» Task directions: In these records, how many lines contain "thespyglass"? Please reply with the number only.

Element data from apps and pages
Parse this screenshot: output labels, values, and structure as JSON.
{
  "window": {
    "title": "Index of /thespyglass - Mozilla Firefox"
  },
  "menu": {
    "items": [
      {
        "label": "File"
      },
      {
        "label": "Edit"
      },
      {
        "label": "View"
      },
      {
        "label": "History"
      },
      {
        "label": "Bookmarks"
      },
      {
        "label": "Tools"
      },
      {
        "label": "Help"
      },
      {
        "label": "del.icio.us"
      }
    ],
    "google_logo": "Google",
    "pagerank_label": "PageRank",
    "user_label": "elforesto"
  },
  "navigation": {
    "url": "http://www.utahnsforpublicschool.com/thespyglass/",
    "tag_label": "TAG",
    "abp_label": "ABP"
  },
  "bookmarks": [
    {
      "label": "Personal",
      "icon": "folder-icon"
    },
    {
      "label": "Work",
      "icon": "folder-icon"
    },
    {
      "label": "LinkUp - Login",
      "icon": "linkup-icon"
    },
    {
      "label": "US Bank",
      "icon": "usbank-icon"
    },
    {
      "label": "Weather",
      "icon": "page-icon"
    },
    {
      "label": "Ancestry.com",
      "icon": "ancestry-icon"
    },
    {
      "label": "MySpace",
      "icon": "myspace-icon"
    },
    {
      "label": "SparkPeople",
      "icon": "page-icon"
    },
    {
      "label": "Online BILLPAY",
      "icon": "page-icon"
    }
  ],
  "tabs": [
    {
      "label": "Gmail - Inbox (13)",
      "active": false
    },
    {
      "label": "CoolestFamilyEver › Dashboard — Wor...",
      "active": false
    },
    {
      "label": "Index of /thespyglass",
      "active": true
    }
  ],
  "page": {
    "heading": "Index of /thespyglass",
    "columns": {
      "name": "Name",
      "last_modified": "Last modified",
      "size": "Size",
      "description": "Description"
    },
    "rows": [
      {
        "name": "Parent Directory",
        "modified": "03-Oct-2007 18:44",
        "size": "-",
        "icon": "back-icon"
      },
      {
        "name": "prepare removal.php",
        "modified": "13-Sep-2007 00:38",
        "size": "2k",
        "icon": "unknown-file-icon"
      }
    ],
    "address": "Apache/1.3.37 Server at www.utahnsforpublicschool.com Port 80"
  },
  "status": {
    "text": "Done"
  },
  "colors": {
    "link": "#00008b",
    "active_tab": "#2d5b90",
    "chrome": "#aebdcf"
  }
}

» Your response: 4